Thanks to Jim Faulkner for raising this point at today’s workshop. As it is such a handy point, I thought it would be better posted under Hints and Tips than Lesson Feedback…
‘Did you know The Who used a harp to tune up with before their gigs? And as a classically trained musician, this never sat comfortably with John Entwhistle… what is the advantage of using a harp for tuning up?’
We’re talking about tuning up guitars here. ln lieu of an electronic tuner, keyboard, piano in concert pitch, or tuning fork, a bog standard diatonic harp is an excellent alternative. Of course you can also find pitch pipes, but what are they if not a redesigned harmonica by any other name, with some or all of the notes in the chromatic scale. A standard 10 hole diatonic in A will do the trick just as well (or any key if used wisely).
The 6 strings on a standard guitar are tuned E B G D A E, moving from the lowest to the highest string respectively.
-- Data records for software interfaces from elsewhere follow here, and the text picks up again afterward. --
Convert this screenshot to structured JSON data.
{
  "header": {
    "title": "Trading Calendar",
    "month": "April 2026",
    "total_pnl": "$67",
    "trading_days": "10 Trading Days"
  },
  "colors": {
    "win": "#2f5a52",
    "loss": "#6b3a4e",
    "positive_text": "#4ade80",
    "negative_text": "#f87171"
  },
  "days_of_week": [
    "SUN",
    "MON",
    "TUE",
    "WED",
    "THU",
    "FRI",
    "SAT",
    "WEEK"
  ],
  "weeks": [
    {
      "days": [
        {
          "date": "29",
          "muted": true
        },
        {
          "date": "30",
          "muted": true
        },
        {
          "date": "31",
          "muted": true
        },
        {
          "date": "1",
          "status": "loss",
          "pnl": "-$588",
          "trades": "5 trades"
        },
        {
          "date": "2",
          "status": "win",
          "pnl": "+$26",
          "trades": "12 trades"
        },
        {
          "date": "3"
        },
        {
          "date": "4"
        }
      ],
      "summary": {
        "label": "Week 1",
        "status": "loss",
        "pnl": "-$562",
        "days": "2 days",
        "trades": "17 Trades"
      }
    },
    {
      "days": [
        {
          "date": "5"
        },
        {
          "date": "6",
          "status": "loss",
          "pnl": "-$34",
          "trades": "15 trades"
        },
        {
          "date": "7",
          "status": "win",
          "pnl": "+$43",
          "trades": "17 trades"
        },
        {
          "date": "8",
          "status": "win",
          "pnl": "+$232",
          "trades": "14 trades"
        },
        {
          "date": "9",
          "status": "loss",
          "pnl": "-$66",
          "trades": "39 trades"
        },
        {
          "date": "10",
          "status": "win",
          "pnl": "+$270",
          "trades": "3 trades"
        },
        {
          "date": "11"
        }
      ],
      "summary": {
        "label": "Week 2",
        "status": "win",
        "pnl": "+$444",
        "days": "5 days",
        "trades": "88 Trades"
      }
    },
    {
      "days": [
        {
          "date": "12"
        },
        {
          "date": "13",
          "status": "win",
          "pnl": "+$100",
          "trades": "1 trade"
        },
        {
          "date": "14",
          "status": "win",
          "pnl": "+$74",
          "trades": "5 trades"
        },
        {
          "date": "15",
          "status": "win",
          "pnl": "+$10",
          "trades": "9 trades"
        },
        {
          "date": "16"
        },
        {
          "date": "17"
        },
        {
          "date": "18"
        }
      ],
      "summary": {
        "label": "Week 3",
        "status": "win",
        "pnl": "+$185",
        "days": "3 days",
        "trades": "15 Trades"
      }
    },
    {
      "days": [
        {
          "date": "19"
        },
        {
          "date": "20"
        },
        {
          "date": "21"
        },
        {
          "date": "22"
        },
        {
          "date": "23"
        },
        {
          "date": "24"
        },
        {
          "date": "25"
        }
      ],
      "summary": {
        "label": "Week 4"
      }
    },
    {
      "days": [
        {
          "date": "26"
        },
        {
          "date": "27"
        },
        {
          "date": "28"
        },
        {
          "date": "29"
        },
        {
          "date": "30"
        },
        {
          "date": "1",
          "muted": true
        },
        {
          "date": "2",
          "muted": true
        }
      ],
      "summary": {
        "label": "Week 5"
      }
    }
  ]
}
Traditionally an A major diatonic is the best bet as it relates readily with three of the six open strings on a standard guitar and every harp player carries one! For the bottom and top strings you need to find an E. Draw 2 is the obvious option, but much better to use blow 3 as this is less likely to be off pitch from frequent bending. (You can also check that your blow 3 is in tune itself by octaving with blow 6. If they are in unison – there’s no tremelo effect – you’re safe). You can then move to the A string by blowing holes 1 or 4….or octaving both. (more…)